Here you have an example of what they did in one of those densely populated regions. Carabobo is my region. This is just one of the states where they did that. The electoral districts before looked like below. A colour corresponds to an electoral district. Electoral districts were made out of one or more municipalities.

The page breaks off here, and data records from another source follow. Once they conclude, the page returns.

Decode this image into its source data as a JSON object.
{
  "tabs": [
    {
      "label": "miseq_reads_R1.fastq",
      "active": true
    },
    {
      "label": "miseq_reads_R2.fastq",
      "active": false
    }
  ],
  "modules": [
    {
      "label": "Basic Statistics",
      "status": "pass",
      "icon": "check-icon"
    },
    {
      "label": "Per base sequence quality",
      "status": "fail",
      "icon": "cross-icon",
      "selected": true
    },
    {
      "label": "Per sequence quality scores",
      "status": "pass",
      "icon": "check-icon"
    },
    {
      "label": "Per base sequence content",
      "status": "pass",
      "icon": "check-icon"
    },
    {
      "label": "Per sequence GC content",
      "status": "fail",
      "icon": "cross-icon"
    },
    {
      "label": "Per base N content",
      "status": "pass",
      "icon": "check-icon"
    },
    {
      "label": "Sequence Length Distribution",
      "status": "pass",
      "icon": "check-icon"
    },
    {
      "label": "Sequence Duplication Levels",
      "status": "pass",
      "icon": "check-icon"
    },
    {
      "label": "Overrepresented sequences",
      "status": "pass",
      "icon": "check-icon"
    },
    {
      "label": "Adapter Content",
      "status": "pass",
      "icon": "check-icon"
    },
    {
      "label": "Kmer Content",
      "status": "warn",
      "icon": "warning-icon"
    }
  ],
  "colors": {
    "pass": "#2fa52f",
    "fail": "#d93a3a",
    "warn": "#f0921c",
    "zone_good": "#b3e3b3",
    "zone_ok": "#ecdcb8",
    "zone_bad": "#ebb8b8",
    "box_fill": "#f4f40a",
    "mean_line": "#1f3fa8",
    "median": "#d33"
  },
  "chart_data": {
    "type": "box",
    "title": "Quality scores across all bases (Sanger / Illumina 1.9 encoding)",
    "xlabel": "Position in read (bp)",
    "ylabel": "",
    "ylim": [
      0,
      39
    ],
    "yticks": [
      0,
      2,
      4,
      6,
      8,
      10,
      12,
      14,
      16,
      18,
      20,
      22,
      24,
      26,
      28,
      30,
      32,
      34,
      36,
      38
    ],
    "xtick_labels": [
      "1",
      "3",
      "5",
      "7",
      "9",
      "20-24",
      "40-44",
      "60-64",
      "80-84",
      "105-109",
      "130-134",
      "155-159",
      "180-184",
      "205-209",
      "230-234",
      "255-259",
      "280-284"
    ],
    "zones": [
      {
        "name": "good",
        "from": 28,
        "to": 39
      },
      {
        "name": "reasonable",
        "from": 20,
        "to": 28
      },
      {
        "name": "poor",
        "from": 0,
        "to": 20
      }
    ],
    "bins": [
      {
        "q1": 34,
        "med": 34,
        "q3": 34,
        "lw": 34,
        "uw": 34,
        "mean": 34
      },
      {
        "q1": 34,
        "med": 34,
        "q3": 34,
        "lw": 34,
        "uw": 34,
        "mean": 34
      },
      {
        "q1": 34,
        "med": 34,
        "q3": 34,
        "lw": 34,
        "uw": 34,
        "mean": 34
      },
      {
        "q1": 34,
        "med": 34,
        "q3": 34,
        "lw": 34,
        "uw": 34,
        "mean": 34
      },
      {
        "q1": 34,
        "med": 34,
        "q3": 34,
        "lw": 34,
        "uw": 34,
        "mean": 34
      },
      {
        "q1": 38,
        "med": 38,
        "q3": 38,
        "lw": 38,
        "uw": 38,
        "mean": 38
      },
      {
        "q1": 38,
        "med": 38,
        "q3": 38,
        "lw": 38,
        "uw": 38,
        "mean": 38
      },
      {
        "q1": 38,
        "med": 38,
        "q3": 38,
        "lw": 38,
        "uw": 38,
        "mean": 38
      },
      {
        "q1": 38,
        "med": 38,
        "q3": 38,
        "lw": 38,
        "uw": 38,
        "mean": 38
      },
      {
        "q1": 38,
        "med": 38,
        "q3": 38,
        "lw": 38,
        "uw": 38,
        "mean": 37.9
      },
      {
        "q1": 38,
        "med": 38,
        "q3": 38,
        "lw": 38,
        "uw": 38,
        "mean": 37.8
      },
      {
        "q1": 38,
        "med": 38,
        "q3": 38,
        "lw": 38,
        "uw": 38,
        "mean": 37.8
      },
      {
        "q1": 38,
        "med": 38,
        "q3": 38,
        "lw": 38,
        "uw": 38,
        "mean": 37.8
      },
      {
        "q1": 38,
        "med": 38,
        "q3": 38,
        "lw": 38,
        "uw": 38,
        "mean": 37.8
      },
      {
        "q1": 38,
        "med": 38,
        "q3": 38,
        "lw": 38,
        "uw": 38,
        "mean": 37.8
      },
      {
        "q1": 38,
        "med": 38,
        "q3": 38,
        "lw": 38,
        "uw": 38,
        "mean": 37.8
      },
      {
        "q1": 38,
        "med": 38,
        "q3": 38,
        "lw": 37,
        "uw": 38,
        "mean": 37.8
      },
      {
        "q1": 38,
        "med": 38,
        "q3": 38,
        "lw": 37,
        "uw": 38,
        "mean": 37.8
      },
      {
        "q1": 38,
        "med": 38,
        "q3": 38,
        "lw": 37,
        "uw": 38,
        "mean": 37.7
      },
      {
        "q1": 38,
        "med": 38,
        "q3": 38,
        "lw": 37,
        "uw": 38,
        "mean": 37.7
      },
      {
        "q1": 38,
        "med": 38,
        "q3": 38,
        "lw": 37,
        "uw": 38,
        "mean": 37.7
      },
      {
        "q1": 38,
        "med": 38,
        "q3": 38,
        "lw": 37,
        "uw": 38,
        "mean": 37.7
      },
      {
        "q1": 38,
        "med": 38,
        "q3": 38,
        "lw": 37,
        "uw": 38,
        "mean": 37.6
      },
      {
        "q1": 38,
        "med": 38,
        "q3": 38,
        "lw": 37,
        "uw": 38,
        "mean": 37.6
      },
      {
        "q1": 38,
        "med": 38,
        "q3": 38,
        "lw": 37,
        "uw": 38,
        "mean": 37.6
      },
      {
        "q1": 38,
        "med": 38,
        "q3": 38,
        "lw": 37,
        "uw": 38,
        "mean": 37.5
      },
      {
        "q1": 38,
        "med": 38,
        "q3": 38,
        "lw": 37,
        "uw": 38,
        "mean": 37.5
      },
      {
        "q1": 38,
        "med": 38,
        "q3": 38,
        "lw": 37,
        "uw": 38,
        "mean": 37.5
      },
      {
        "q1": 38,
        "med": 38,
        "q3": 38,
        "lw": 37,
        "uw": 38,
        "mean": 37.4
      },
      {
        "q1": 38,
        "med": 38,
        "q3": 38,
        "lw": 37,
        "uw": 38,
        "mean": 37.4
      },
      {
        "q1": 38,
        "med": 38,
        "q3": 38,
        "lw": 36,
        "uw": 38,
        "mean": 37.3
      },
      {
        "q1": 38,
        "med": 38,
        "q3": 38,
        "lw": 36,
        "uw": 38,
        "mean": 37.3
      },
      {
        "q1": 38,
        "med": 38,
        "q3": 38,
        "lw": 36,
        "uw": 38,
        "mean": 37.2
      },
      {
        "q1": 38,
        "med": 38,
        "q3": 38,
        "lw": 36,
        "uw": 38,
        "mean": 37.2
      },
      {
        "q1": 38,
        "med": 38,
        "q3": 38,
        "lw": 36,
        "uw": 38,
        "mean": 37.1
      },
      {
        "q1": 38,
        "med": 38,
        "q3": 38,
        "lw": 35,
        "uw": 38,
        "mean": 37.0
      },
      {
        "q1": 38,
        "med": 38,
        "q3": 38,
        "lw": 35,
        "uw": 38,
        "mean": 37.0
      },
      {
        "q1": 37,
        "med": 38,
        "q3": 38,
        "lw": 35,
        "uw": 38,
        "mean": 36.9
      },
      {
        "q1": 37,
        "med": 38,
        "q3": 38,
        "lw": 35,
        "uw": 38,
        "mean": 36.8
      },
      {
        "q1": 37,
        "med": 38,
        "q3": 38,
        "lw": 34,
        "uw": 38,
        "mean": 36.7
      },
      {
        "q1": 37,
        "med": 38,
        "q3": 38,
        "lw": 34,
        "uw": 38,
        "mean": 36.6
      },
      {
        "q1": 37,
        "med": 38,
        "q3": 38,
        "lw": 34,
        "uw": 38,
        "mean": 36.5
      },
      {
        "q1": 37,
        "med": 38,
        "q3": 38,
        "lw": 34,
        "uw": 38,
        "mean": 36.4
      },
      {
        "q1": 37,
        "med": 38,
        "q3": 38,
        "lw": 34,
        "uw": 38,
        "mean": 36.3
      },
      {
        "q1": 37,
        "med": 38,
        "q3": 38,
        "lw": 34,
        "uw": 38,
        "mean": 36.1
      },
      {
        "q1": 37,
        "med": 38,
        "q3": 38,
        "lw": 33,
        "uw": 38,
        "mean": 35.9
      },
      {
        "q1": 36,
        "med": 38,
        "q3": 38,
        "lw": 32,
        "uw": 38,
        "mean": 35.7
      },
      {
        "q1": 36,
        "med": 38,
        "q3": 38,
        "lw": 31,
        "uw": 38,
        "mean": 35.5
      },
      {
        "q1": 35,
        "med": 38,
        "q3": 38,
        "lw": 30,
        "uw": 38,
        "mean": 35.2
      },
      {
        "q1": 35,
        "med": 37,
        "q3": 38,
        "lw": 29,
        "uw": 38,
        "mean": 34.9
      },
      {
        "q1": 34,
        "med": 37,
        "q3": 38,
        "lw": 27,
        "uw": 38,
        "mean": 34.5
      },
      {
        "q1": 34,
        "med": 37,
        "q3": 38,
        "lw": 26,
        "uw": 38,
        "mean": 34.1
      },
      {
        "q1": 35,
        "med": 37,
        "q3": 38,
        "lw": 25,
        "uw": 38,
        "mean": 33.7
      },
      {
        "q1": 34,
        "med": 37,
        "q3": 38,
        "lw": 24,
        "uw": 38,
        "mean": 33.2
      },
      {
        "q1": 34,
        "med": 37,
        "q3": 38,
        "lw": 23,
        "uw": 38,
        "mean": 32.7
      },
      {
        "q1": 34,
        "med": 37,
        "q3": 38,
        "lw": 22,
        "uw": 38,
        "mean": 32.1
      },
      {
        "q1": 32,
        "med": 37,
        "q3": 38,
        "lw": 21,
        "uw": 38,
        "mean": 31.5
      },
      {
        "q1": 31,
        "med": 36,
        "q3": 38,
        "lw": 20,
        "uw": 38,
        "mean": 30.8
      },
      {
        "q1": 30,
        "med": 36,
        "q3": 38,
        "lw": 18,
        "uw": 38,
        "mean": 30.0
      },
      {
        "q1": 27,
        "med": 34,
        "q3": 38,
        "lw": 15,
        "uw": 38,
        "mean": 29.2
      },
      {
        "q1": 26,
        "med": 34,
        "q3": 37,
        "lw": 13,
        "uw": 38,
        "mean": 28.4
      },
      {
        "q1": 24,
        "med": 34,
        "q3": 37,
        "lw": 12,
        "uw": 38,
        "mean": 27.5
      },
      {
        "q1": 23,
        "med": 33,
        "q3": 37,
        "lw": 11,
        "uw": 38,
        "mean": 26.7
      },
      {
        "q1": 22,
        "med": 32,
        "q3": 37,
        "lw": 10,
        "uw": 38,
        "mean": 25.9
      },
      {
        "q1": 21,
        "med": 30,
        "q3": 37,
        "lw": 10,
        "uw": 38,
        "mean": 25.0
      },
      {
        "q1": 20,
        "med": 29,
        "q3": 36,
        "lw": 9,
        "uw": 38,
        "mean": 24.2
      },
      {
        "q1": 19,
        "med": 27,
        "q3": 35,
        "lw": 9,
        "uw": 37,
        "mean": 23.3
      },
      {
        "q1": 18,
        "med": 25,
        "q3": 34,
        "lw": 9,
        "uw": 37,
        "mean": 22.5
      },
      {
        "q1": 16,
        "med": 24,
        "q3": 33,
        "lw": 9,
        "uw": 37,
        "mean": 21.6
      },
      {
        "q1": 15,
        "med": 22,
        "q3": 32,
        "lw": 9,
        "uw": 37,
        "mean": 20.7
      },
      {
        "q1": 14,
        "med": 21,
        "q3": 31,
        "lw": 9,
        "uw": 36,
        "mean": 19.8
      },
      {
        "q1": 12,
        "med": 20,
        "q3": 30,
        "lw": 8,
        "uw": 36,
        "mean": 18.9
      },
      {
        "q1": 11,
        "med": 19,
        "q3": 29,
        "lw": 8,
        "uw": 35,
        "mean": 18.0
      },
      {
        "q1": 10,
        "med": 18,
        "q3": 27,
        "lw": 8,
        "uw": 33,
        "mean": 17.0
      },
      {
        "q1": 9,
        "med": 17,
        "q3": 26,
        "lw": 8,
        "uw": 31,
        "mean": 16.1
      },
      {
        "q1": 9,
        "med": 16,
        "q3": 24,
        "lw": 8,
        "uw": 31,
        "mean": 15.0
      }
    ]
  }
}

Red: Naguanagua and Libertador.
Green: the Northernmost half of Valencia are very opposition-minded. The Southern part of urban Valencia is rather pro-government, even if the opposition has about 45% of support there, all in all against the regime.
Brownish: San Diego is a middle-middle-class municipality (not posh) that is very much anti-regime. Guacara is rather pro-government, although the governmental support is not very strong.
Blue: Puerto Cabello as a municipality is still rather pro-government, but the city proper is not and support for the opposition had been increasing there.
Yellow: rural area with regime-majority, but where the opposition was likely to gain support in Bejuma and perhaps Miranda. Libertador is one of the poorest areas and it is so dangerous we have few witnesses there. I have helped the opposition in that area and I have to tell you: it is scary to be defending votes there when it starts to get dark.
Violet: this is made of Los Guayos, a former poor village that is now a big poor town full of slums (I know the area well, some relatives live there) and Carlos Arvelo, a rural region where the regime has clear control.

Now it goes into this:


The winning party in each electoral district takes all the deputies assigned to that district.

First of all: the government reduced chances of the opposition getting representatives for Puerto Cabello by merging it with the rural areas to the West and Southwest of the state. Then they "idiosyncratically" divided Valencia and reduced the effect of the growing opposition in the South by merging it with Libertador (which has just about 60% of the population of parish Miguel Pena, but is very red, so Miguel P.'s growing opposition gets neutralized).

San Diego, which is separated by a mountain from Valencia municipality (see picture in previous post, it is part of that mountain range) and by quite some motorways and just grass Northwest and Southwest, is now "idiosyncratically" joined to the Northern Valencia-Naguanagua region. Guacara's growing opposition is now diluted.

With this gerrymandering alone (thus, without other "optimizations") they would get 6 out of 7 nominal deputies when before they would get 4 out of 6.

About 54% of the population voted against the government's referendum this year. Similar numbers went to the opposition last year. So: they will get if things remain as 54% of the population would get now just 1 of the nominal deputies and 46% will get 6. I will later go into more detail on this.

Lucena and her colleagues really must be feeling very sure that this regime will last as long as it suits them.

"Idiosyncratic" gerrimandering

Now Hugo of Sabaneta again asked the opposition to call for a referendum even if the opposition has not asked for it now. He also said the so-called "Bolivarian revolution" is here to stay until year 3485? Where did I read something like that before?

Ps. Chávez stated the opposition are "enculillados". That is a very vulgar Venezuelan Spanish expression to say someone is ... in his pants. And the Vice-President of the European Parliament and the Foreign Minister of Spain, both PSOE members, are so happy to meet Chávez. I reckon that is what they see as Realpolitik. Cosas veredes, Sancho


  1. Hola Kepler,

    I am impressed. Very good article and well explained.


  2. Hoi, Alpha. Thanks.
    I am sorry we have to write that kind of articles.
    I'd rather focus on writing ideas for Venezuela that a sensible democratic government may consider using. Instead, we have to spend time denouncing these shameless actions by chavistas.


1) Try to be constructive and creative. The main goal of this blog is not to bash but to propose ideas and, when needed, to denounce
2) Do not use offensive language
3) Bear in mind that your comments can be edited or deleted at the blogger's sole discretion
4) If your comment would link back to a site promoting hatred of ethnic groups, nations, religions or the like, don't bother commenting here.
5) Read point 4 again